I now turn to resolve the issues placed before me for trial in this matter. The first issue relates to the determination of which of the 2 drivers caused the accident. That question resolves itself by reference to the evidence I have already set out. I have accepted as credible, the evidence led on behalf of the plaintiff that the first defendant drove a motor vehicle which had defective lights, that it, it only had one light on the left while the right light was completely off, on a dark night.

            This detective lighting must have badly affected the first defendant’s vision thereby forcing him to drive straight onto the plaintiff’s bus which was lawfully being driven in the opposite direction on its side of the road. I have also accepted the evidence that the plaintiff’s driver did everything humanly possible to avert the accident by moving to the left of the road. The same cannot be said of the first defendant who did absolutely nothing to avert the collision. This is a driver who does not even know if the plaintiff’s driver dipped his lights when approaching him.

            The credible evidence of the police officer, Sgt Kamanura, is to the effect that the first defendant encroached onto the lane of the oncoming vehicle belonging to the plaintiff resulting in a collision, the point of impact of which is squarely located on the lane used by the plaintiff’s vehicle. He also observed debris strewn on that same lane. I therefore make a finding that the first defendant caused the accident by failing to keep a proper look out, driving without due care and attention, failing to take evasive or avoiding action when an accident was imminent and driving a defective vehicle.

            The next issue relates to the quantum of damages. It has been established that as a result of the collision the plaintiff’s bus was damaged necessitating repairs which kept it off the road for 14 days. 

            As state by the learned author Boberg, op cit at p 475:

“To succeed in the Aquilian action the plaintiff must prove damnum – a  calculable pecuniary loss or diminution of his patrimony (estate) resulting from the defendant’s unlawful and culpable conduct”.


            According to BERMAN J in Aaron’s Whale Rock Trust v Murray & Roberts Ltd &Anor1992(1) SA 652 (C) at 655;

“Where damages can be assessed with exact mathematical precision, a plaintiff is expected to adduce sufficient evidence to meet this requirement”.


            See also Ebrahimv Pittman N.O. 1995 (1) ZLR 176 at 187 C-G and Gavazav Shumba&Anor HH 268/12 at p 5.

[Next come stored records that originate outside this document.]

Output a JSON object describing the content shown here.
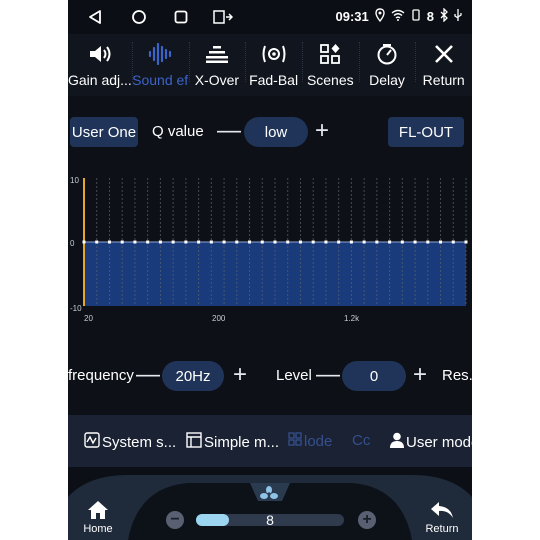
{
  "status": {
    "time": "09:31",
    "battery_level": "8"
  },
  "tabs": [
    {
      "label": "Gain adj...",
      "icon": "speaker-volume-icon"
    },
    {
      "label": "Sound ef",
      "icon": "waveform-icon"
    },
    {
      "label": "X-Over",
      "icon": "xover-icon"
    },
    {
      "label": "Fad-Bal",
      "icon": "fader-balance-icon"
    },
    {
      "label": "Scenes",
      "icon": "scenes-icon"
    },
    {
      "label": "Delay",
      "icon": "delay-timer-icon"
    },
    {
      "label": "Return",
      "icon": "close-icon"
    }
  ],
  "active_tab": "Sound ef",
  "controls": {
    "preset_label": "User One",
    "q_label": "Q value",
    "q_value": "low",
    "channel_label": "FL-OUT"
  },
  "eq": {
    "y_ticks": [
      "10",
      "0",
      "-10"
    ],
    "x_ticks": [
      "20",
      "200",
      "1.2k"
    ],
    "ylim": [
      -10,
      10
    ],
    "band_count": 31,
    "band_levels": [
      0,
      0,
      0,
      0,
      0,
      0,
      0,
      0,
      0,
      0,
      0,
      0,
      0,
      0,
      0,
      0,
      0,
      0,
      0,
      0,
      0,
      0,
      0,
      0,
      0,
      0,
      0,
      0,
      0,
      0,
      0
    ],
    "selected_band": 0
  },
  "band": {
    "frequency_label": "frequency",
    "frequency_value": "20Hz",
    "level_label": "Level",
    "level_value": "0",
    "reset_label": "Res..."
  },
  "submenu": [
    {
      "label": "System s...",
      "icon": "system-settings-icon",
      "dim": false
    },
    {
      "label": "Simple m...",
      "icon": "simple-mode-icon",
      "dim": false
    },
    {
      "label": "lode",
      "icon": "grid-mode-icon",
      "dim": true
    },
    {
      "label": "Cc",
      "icon": "",
      "dim": true
    },
    {
      "label": "User mode",
      "icon": "user-icon",
      "dim": false
    }
  ],
  "dock": {
    "home_label": "Home",
    "return_label": "Return",
    "volume_value": "8",
    "volume_fraction": 0.22
  },
  "colors": {
    "accent": "#3c63c8",
    "pill": "#1f3458",
    "eq_fill": "#1b3f86",
    "selected_band": "#e8a72c"
  }
}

            I have accepted the evidence of Simbarashe on the quantum of damages suffered by the plaintiff in repairing the vehicle after the accident. In my view the plaintiff’s claim under that rubric is very generous indeed considering that it opted to repair the vehicle on its own at less than what had been quoted by other service providers. I have also accepted Simbarashe’s evidence on the quantification of the loss of business which is not only done with mathematical precision but is also generous in that the plaintiff averaged its daily loss premised on its usual daily takings and not on the maximum carrying capacity of the bus.

            In that regard the plaintiff must be commended for claiming the bare minimum of the damages claimable. I am therefore satisfied that the plaintiff had succeeded on a balance of probabilities, in proving its claim for damages for repairs and loss of business.

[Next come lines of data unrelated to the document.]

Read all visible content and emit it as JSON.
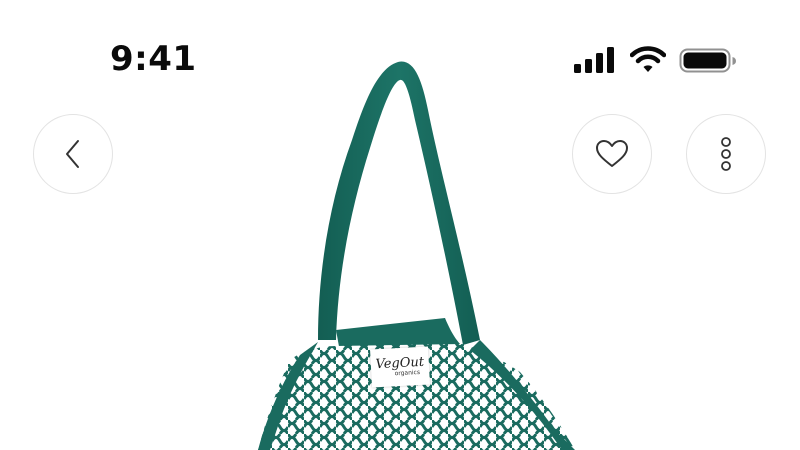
{
  "status_bar": {
    "time": "9:41",
    "icons": [
      "signal-icon",
      "wifi-icon",
      "battery-icon"
    ]
  },
  "nav": {
    "back_icon": "chevron-left-icon",
    "favorite_icon": "heart-icon",
    "more_icon": "more-vertical-icon"
  },
  "product": {
    "image": "green-mesh-tote-bag",
    "tag_brand": "VegOut",
    "tag_sub": "organics",
    "color": "#1a6b5f"
  }
}
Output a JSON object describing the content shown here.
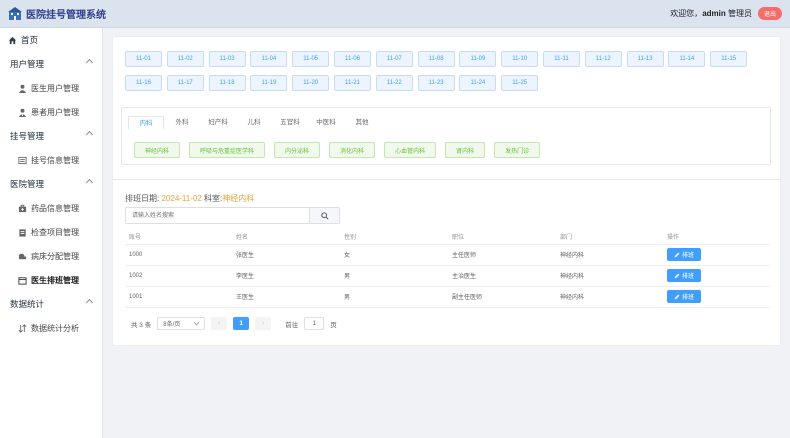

            In the result I make the following order, that

1.      Judgment be and is hereby granted to the plaintiff against the first and the second defendants jointly and severally, the one paying the other to be absolved in the sums of US4 200-00 and US$5140-00 being damages for vehicle repairs and loss of business respectively.

2.      Interest on both sums at the rate of 5% per annum of 18 July 2009 to date of payment.

3.      Costs of suit.



Messrs Chinamasa, Mudimu & Dondo, plaintiff’s legal practitioners

Messrs Masawi & Partners, 1st and 2nd defendant’s legal practitioners